Moreover, if “all” was not implied, then the slogan served no discernible purpose. Everyone already believed some women. It’s not like there were people claiming that we should believe no women. The standard policy, prior to Me Too, was to believe some women and not others. If a woman seemed to be credible and honest and presented evidence to support her claim, we believed her. The Me Too movement, waving its Believe Women banner, was meant to be a response to and condemnation of this approach. Now they’re pretending that they were actually affirming the very approach that the movement was meant to condemn.

Faludi claims that no feminist “thinks we should believe everything all women say — even what they say about sexual assault.” Really? Then what does Believe Women mean? If believing women doesn’t entail believing them, what does it entail?

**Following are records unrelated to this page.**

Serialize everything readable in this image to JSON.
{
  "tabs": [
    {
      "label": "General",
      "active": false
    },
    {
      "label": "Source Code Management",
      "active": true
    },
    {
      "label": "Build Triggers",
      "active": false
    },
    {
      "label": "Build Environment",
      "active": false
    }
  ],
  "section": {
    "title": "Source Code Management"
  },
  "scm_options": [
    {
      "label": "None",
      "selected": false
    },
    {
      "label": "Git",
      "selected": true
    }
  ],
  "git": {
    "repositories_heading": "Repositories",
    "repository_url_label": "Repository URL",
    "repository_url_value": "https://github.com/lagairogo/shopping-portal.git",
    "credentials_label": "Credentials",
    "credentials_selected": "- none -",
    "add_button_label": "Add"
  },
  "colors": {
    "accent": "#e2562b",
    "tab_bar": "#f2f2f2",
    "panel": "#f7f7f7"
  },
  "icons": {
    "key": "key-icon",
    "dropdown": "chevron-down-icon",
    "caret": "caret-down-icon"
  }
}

Jill Filipovic, a prominent feminist writer, shared the Times article on Twitter and summarized its thesis this way: “Feminists never said “believe all women” – the right inserted the “all.” Feminists said “believe women”: that is, start with the assumption that women are telling the truth instead of reflexively doubting them.”

Okay, so believing women doesn’t mean believing them — it means assuming that what they’re saying is true. But isn’t that the definition of believing someone? Isn’t this like trying to draw a contrast between a square and a geometric shape with four equal straight sides? It’s a distinction without a difference. Phrase it however you want, the argument that critics of the Me Too movement have made for years is that we cannot immediately believe a sexual assault accusation, or assume that it’s true.

Indeed, we should reflexively doubt at least some sexual assault allegations, especially any that are made years after the fact and during a political campaign or Supreme Court confirmation hearing. The point is that a person who comes forward with an allegation under those circumstances better have a significant amount of very solid evidence to present. The burden of proof is on them. If they cannot meet the burden, or even come close to meeting it, then our reflex, or assumption, should be to doubt. This is the responsible and rational way to handle these cases. But it’s exactly the method that people like Susan Faludi and Jill Filipovic and Joe Biden himself have condemned. They say we should assume the truth of the accusation and put the burden of proof on the accused. Rather, that’s what they said. Past tense. Now they’ve suddenly discovered a passion for evidence and the presumption of innocence.

They can try to frame this any way they want, and play whatever word games they want, none of that will change or hide their shameless, vile hypocrisy.